▶ Prompt
Reproduce the data that follows in its entirety, character for character.

(Supplied material begins)

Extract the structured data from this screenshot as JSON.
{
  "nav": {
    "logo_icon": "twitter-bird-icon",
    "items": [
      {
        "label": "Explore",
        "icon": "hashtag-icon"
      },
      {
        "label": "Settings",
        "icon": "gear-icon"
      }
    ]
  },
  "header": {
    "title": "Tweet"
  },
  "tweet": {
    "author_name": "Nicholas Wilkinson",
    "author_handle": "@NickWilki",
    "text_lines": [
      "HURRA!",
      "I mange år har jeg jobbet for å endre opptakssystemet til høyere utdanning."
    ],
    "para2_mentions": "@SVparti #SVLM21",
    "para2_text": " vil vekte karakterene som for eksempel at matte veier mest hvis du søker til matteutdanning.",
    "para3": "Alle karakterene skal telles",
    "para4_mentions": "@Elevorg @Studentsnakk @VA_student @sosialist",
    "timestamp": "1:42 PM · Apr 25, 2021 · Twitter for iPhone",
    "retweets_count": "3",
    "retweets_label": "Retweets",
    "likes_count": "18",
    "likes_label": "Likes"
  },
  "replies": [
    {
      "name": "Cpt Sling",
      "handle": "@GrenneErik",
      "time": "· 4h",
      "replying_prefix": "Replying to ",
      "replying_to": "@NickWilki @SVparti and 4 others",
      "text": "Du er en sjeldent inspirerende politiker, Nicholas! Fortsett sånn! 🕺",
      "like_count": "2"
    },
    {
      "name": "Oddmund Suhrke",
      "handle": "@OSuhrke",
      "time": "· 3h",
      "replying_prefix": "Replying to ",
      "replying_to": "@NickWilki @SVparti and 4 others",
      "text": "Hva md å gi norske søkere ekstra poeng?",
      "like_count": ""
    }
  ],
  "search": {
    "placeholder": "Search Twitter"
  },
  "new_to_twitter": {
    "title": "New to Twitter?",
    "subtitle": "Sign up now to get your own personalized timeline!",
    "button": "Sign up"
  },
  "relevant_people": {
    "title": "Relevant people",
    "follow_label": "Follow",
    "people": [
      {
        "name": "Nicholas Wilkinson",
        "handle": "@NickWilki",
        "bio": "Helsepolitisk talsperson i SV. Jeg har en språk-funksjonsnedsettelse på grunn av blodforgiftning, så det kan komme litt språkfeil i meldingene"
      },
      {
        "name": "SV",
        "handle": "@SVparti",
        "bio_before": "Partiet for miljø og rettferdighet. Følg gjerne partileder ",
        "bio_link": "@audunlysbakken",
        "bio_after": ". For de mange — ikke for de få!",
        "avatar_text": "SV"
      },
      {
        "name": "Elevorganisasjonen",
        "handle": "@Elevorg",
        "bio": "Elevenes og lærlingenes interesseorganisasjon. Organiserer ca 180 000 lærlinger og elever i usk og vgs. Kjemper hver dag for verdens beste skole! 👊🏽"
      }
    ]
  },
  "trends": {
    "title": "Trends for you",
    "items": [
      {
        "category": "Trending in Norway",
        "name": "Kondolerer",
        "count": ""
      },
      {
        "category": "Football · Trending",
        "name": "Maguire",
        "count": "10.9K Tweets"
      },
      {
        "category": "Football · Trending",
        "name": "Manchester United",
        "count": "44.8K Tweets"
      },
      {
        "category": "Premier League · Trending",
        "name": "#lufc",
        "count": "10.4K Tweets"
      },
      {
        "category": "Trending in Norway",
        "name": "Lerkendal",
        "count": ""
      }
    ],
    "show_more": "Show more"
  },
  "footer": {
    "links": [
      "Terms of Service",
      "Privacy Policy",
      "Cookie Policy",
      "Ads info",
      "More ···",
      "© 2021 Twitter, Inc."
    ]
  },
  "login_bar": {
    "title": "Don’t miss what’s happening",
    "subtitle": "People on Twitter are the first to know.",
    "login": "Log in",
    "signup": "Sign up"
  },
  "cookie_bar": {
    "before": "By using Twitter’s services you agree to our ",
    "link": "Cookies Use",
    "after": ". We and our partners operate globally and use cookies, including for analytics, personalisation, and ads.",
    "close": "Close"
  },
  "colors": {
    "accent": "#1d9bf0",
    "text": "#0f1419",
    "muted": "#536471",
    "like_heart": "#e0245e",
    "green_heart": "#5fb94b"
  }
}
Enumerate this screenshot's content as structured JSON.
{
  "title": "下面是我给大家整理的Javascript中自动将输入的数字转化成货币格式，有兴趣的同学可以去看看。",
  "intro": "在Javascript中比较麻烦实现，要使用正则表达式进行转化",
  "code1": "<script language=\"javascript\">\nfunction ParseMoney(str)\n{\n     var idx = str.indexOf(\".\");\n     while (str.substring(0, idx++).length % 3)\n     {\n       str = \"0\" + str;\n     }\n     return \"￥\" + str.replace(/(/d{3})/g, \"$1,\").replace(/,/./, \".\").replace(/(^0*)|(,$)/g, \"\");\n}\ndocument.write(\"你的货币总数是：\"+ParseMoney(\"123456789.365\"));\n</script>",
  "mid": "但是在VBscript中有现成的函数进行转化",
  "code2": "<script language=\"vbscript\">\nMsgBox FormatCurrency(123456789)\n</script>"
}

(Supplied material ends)

▶ Solution below
Extract the structured data from this screenshot as JSON.
{
  "nav": {
    "logo_icon": "twitter-bird-icon",
    "items": [
      {
        "label": "Explore",
        "icon": "hashtag-icon"
      },
      {
        "label": "Settings",
        "icon": "gear-icon"
      }
    ]
  },
  "header": {
    "title": "Tweet"
  },
  "tweet": {
    "author_name": "Nicholas Wilkinson",
    "author_handle": "@NickWilki",
    "text_lines": [
      "HURRA!",
      "I mange år har jeg jobbet for å endre opptakssystemet til høyere utdanning."
    ],
    "para2_mentions": "@SVparti #SVLM21",
    "para2_text": " vil vekte karakterene som for eksempel at matte veier mest hvis du søker til matteutdanning.",
    "para3": "Alle karakterene skal telles",
    "para4_mentions": "@Elevorg @Studentsnakk @VA_student @sosialist",
    "timestamp": "1:42 PM · Apr 25, 2021 · Twitter for iPhone",
    "retweets_count": "3",
    "retweets_label": "Retweets",
    "likes_count": "18",
    "likes_label": "Likes"
  },
  "replies": [
    {
      "name": "Cpt Sling",
      "handle": "@GrenneErik",
      "time": "· 4h",
      "replying_prefix": "Replying to ",
      "replying_to": "@NickWilki @SVparti and 4 others",
      "text": "Du er en sjeldent inspirerende politiker, Nicholas! Fortsett sånn! 🕺",
      "like_count": "2"
    },
    {
      "name": "Oddmund Suhrke",
      "handle": "@OSuhrke",
      "time": "· 3h",
      "replying_prefix": "Replying to ",
      "replying_to": "@NickWilki @SVparti and 4 others",
      "text": "Hva md å gi norske søkere ekstra poeng?",
      "like_count": ""
    }
  ],
  "search": {
    "placeholder": "Search Twitter"
  },
  "new_to_twitter": {
    "title": "New to Twitter?",
    "subtitle": "Sign up now to get your own personalized timeline!",
    "button": "Sign up"
  },
  "relevant_people": {
    "title": "Relevant people",
    "follow_label": "Follow",
    "people": [
      {
        "name": "Nicholas Wilkinson",
        "handle": "@NickWilki",
        "bio": "Helsepolitisk talsperson i SV. Jeg har en språk-funksjonsnedsettelse på grunn av blodforgiftning, så det kan komme litt språkfeil i meldingene"
      },
      {
        "name": "SV",
        "handle": "@SVparti",
        "bio_before": "Partiet for miljø og rettferdighet. Følg gjerne partileder ",
        "bio_link": "@audunlysbakken",
        "bio_after": ". For de mange — ikke for de få!",
        "avatar_text": "SV"
      },
      {
        "name": "Elevorganisasjonen",
        "handle": "@Elevorg",
        "bio": "Elevenes og lærlingenes interesseorganisasjon. Organiserer ca 180 000 lærlinger og elever i usk og vgs. Kjemper hver dag for verdens beste skole! 👊🏽"
      }
    ]
  },
  "trends": {
    "title": "Trends for you",
    "items": [
      {
        "category": "Trending in Norway",
        "name": "Kondolerer",
        "count": ""
      },
      {
        "category": "Football · Trending",
        "name": "Maguire",
        "count": "10.9K Tweets"
      },
      {
        "category": "Football · Trending",
        "name": "Manchester United",
        "count": "44.8K Tweets"
      },
      {
        "category": "Premier League · Trending",
        "name": "#lufc",
        "count": "10.4K Tweets"
      },
      {
        "category": "Trending in Norway",
        "name": "Lerkendal",
        "count": ""
      }
    ],
    "show_more": "Show more"
  },
  "footer": {
    "links": [
      "Terms of Service",
      "Privacy Policy",
      "Cookie Policy",
      "Ads info",
      "More ···",
      "© 2021 Twitter, Inc."
    ]
  },
  "login_bar": {
    "title": "Don’t miss what’s happening",
    "subtitle": "People on Twitter are the first to know.",
    "login": "Log in",
    "signup": "Sign up"
  },
  "cookie_bar": {
    "before": "By using Twitter’s services you agree to our ",
    "link": "Cookies Use",
    "after": ". We and our partners operate globally and use cookies, including for analytics, personalisation, and ads.",
    "close": "Close"
  },
  "colors": {
    "accent": "#1d9bf0",
    "text": "#0f1419",
    "muted": "#536471",
    "like_heart": "#e0245e",
    "green_heart": "#5fb94b"
  }
}
Enumerate this screenshot's content as structured JSON.
{
  "title": "下面是我给大家整理的Javascript中自动将输入的数字转化成货币格式，有兴趣的同学可以去看看。",
  "intro": "在Javascript中比较麻烦实现，要使用正则表达式进行转化",
  "code1": "<script language=\"javascript\">\nfunction ParseMoney(str)\n{\n     var idx = str.indexOf(\".\");\n     while (str.substring(0, idx++).length % 3)\n     {\n       str = \"0\" + str;\n     }\n     return \"￥\" + str.replace(/(/d{3})/g, \"$1,\").replace(/,/./, \".\").replace(/(^0*)|(,$)/g, \"\");\n}\ndocument.write(\"你的货币总数是：\"+ParseMoney(\"123456789.365\"));\n</script>",
  "mid": "但是在VBscript中有现成的函数进行转化",
  "code2": "<script language=\"vbscript\">\nMsgBox FormatCurrency(123456789)\n</script>"
}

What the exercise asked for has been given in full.